Out of these, 30 tunnels covering 45 kilometres are already in operation, while an additional 16 tunnels, adding up to about 120 kilometres, are under implementation and expected to be completed within the next one to two years. Furthermore, 54 tunnels are currently in the Detailed Project Report (DPR) stage.

“There is a huge potential for tunnelling in India," stated the minister, emphasizing the need for a professional sector study. He advocated for a transparent, time-bound, result-oriented, and corruption-free system, highlighting the importance of liberal, technical, and financial qualifications to ensure that India’s tunnel projects meet and exceed global standards. The aim is to incorporate innovative practices and cutting-edge technology in these projects.

S Paramasivan, Co-Chairman of Roads & Highways at FICCI Committee for Transport Infrastructure and Managing Director of Afcons Infrastructure, acknowledged the remarkable growth of tunnel construction in India over the past decade. He mentioned that tunnel construction is not limited to roads alone, encompassing various sectors such as railways, storage tanks, hydro dam tunnels, and more. Mr. Paramasivan expressed that this diversity has created a unique atmosphere for tunnelling in India.

India presently boasts approximately 1,641 ongoing tunnelling projects, covering nearly 3,445 kilometers. Notable projects include the Atal Tunnel, recognized by the Guinness Book of World Records as the longest tunnel above 10,000 feet altitude worldwide, and the Zojila Tunnel, projected to become the longest tunnel in Asia upon completion.

Mangu Singh, President of the Tunnelling Association of India, emphasized the need for advanced tunnelling techniques to support India’s expanding road, railway, and metro networks. He highlighted that tunnelling holds significant importance, particularly in the Himalayan and northeast regions of the country.

“The tunnelling industry has witnessed drastic advancements in technology, primarily focused on ensuring safety," Singh remarked.

Concluding the conference, Shailesh Pathak, Secretary General of FICCI, expressed optimism about India’s tunnelling industry, stating that the country’s tunnels, created over the next 25 years, will rival the best in the world. He commended the government for implementing positive and outcome-oriented policies.

Catch all the Business News, Market News, Breaking News Events and Latest News Updates on Live Mint.

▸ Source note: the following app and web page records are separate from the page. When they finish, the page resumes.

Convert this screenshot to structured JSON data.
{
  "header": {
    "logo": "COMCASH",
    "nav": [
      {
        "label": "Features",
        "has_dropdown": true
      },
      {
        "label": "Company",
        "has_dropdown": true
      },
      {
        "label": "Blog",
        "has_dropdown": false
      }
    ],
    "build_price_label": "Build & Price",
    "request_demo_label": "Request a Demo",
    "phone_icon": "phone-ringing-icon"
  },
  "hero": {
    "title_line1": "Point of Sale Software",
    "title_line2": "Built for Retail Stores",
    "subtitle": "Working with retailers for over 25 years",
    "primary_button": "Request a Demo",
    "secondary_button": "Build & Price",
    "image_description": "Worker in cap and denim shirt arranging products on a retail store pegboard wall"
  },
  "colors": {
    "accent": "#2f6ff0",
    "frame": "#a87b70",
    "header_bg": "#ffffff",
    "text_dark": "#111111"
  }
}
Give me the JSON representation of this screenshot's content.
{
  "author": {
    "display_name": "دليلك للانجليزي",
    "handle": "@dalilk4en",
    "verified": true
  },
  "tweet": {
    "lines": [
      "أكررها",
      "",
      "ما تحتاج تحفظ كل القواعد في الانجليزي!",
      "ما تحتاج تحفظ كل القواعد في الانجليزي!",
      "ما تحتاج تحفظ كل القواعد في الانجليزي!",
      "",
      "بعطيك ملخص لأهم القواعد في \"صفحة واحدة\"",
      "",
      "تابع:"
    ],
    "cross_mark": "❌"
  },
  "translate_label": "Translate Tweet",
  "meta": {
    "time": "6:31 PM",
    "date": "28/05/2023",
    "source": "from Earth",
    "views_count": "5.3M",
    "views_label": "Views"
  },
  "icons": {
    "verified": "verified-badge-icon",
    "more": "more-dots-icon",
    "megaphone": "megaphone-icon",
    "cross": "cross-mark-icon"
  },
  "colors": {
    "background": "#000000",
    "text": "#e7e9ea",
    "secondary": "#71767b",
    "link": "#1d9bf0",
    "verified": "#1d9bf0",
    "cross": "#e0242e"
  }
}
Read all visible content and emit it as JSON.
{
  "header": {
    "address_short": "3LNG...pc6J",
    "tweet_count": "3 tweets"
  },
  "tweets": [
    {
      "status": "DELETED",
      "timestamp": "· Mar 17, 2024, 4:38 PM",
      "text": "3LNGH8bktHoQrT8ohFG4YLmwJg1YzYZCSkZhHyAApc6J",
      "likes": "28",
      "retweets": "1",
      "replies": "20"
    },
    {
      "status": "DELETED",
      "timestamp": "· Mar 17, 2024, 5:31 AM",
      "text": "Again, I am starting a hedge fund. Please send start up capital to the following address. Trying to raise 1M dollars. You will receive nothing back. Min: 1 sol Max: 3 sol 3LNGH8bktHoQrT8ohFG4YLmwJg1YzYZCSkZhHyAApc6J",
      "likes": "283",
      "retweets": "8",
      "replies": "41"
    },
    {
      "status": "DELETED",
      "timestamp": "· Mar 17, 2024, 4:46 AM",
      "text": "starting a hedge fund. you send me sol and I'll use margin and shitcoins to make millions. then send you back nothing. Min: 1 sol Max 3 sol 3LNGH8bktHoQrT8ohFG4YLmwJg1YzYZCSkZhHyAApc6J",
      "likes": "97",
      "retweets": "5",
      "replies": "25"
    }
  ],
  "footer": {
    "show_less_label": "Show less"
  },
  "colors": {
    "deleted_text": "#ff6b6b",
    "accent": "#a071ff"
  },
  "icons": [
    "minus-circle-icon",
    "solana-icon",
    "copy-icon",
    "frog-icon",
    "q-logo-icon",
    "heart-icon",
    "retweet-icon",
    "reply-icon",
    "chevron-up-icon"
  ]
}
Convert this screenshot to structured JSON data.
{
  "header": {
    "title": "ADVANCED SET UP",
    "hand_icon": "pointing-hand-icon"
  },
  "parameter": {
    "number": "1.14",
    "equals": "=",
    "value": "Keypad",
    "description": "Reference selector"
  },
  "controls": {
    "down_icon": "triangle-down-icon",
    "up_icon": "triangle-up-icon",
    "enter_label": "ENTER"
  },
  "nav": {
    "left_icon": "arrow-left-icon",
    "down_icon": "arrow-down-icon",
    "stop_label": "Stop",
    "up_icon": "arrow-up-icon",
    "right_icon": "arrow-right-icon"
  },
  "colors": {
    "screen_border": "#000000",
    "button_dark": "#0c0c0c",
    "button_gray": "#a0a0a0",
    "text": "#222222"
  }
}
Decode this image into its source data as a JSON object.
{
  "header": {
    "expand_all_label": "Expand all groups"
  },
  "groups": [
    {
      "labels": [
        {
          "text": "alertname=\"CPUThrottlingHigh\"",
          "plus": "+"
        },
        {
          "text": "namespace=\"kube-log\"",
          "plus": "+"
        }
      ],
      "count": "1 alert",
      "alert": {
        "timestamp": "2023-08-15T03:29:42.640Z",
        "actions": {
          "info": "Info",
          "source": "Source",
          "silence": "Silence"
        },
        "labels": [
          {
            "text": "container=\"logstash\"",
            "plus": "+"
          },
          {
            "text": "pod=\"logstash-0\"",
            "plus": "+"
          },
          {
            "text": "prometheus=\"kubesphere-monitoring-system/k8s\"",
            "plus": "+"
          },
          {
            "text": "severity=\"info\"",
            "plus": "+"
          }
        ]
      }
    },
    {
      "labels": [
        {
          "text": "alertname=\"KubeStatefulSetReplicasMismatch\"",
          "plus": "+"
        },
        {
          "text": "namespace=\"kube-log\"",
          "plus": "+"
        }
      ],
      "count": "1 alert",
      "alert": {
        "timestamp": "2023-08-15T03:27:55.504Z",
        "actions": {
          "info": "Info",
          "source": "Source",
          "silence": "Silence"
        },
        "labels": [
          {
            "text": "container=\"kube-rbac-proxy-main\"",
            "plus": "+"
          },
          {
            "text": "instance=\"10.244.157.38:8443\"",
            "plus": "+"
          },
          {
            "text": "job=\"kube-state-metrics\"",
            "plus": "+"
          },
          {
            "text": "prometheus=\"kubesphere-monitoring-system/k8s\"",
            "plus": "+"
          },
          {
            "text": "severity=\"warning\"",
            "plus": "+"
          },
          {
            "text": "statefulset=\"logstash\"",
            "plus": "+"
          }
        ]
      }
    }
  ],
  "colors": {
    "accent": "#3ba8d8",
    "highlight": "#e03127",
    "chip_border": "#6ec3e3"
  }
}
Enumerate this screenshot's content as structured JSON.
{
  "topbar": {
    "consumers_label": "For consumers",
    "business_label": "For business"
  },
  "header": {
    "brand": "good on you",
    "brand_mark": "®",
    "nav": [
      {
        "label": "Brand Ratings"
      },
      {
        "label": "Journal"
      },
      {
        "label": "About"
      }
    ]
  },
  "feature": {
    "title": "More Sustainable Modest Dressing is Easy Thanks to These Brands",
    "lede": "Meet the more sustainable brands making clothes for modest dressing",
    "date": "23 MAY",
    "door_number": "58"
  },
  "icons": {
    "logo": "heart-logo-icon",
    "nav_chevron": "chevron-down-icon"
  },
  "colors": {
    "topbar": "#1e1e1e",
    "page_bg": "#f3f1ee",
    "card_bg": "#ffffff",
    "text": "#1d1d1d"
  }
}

Download The Mint News App to get Daily Market Updates.
More Less
Updated: 17 May 2023, 09:01 PM IST
Recommended For You
Get alerts on WhatsApp
Set Preferences My Reads Watchlist Feedback Redeem a Gift Card Logout